By Cami Pond, Director, American Medical Association Alliance
I am a physician spouse, and I know all about loneliness.
In addition to my mate’s demanding medical practice, he is still serving in the military, and has been deployed into harms way on multiple occasions. He is also a delegate, three-time president of the county health department, past president of just about anything imaginable, editor for multiple journals (printed and assembled by me and the kids at our kitchen table) and on and on and on… He is an avid reader, mountain climber, accomplished skier, pilot and beekeeper. His plate is, and always will be, full.
I have seen my husband manage the stress of endless nights of call. I have seen him fill in for ill partners. I have also seen him pay partners to cover call just so he could attend a school function or game or to attend graduations or Boy Scouts when other dads can do so every night. As dads go, he is the greatest!
Early on, after waiting on him for four hours and missing church one Sunday, I vowed never again to do “doctor minutes.” Since that day, we share an understanding that I, too have a busy day to manage, and my time is also important.
Do others understand this life? Certainly not. I am a single parent. I learned to manage the every day wrinkles of life; I had no choice. I drive separately to everything. I have been left in church, left at the dinner table, left out on a date, left at parties when the beeper called him back to work for emergencies. Worse yet was being left alone in constant fear while my husband was deployed to Iraq and Afghanistan. That was horrible. And I will never ever forget 9-11.
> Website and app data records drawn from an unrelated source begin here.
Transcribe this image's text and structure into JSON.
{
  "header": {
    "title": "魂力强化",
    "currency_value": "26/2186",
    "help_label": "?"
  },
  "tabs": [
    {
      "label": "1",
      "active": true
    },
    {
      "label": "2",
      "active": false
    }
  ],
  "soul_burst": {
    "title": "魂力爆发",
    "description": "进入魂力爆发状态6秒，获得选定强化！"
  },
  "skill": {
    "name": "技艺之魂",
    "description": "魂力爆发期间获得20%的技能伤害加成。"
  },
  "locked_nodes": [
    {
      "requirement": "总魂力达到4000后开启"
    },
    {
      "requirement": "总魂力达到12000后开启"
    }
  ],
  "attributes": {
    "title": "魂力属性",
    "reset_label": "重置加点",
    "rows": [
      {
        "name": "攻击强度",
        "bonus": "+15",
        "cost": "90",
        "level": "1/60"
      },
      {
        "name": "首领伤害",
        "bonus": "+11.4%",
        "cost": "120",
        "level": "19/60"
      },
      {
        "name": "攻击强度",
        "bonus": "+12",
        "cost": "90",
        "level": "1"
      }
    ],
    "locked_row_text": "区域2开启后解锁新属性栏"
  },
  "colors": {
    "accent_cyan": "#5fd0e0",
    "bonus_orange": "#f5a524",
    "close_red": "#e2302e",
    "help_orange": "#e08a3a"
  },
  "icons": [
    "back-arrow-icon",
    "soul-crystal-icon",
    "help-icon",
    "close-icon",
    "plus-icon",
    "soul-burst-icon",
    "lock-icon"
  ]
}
Yet, I was lucky. Most importantly, I LOVE my spouse. I understand that he does not choose to spend time away from our family. I have come to grips with the fact that he is also married to medicine and, in our case, the military. I am proud of his service. He is a decorated veteran, a great physician, and a terrific spouse!
Doctors put up with amazing pressure, demanding patients, and increasing stress due to the uncertain future of healthcare in this country. This also impacts the health of the family. Yet, he comes home happy in spite of these circumstances.
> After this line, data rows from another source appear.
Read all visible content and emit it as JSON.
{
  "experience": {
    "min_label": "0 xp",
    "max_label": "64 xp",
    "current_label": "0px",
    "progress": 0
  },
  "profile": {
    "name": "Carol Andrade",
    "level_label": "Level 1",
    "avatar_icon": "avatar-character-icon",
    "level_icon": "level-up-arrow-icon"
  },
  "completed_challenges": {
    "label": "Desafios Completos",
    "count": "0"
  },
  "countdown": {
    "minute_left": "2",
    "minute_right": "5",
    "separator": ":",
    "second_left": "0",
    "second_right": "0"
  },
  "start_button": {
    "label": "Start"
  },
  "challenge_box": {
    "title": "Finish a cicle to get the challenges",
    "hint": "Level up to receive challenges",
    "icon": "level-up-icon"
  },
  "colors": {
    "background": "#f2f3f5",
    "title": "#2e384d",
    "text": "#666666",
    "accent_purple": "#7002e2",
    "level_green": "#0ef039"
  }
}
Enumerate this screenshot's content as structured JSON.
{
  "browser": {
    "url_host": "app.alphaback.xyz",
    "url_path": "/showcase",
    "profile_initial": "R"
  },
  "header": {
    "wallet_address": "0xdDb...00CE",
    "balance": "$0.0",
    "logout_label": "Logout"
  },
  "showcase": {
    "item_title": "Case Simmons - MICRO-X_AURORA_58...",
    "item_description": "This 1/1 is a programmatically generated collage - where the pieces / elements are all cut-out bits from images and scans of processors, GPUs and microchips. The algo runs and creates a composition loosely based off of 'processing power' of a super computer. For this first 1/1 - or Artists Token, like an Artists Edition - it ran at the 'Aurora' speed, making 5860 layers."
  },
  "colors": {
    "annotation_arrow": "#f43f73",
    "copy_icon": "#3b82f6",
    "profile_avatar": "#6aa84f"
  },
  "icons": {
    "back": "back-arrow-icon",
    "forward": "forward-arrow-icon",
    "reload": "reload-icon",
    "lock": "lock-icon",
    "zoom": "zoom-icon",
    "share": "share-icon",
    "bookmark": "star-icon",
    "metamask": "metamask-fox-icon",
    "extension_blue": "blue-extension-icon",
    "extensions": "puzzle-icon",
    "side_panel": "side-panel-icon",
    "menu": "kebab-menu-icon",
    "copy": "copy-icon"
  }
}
Seek friends that are also in medicine. Only they can truly appreciate how different the medical marriage is. The fact is this: we are left alone to deal with unusual challenges.
I am very good at carving out moments to spend together. Coffee, an impromptu lunch, a 10 p.m. dinner, taking Chinese food to the hospital to get his thoughts on something emergent, or faxing math homework to him at the hospital –yes, I did this on multiple occasions when our kids were young. To continue in this crazy medical marriage, partners need to be together.
This year, I have made a vow to engage more with others while he is away. I vow not to sit and wait. I vow to pre-plan outings with my friends, see the kids when I am lonely, and to watch nature instead of TV. I vow to be flexible. I vow to always appreciate my freedom. I vow to continue to help others less fortunate. I vow to continue to drop everything when adversity hits. I vow to continue to support my husband. I vow to enjoy life, and to treasure the moments we share!
Cami Pond, a director of the American Medical Association Alliance, retired from her career as an OR nurse after 32 years. She’s served as Legislative Chair for the Indiana State Medical Association Alliance with board appointments to the Council on Legislation and Indiana Medical Association’s political action committee, IMPAC. She and her anesthesiologist husband, Col. William W. Pond, MD, love spending time with their four children and four “adorable grandchildren.” The couple are avid travelers and humanitarians who have participated in 19 medical missions around the world, providing free surgery on children with congenital facial deformities.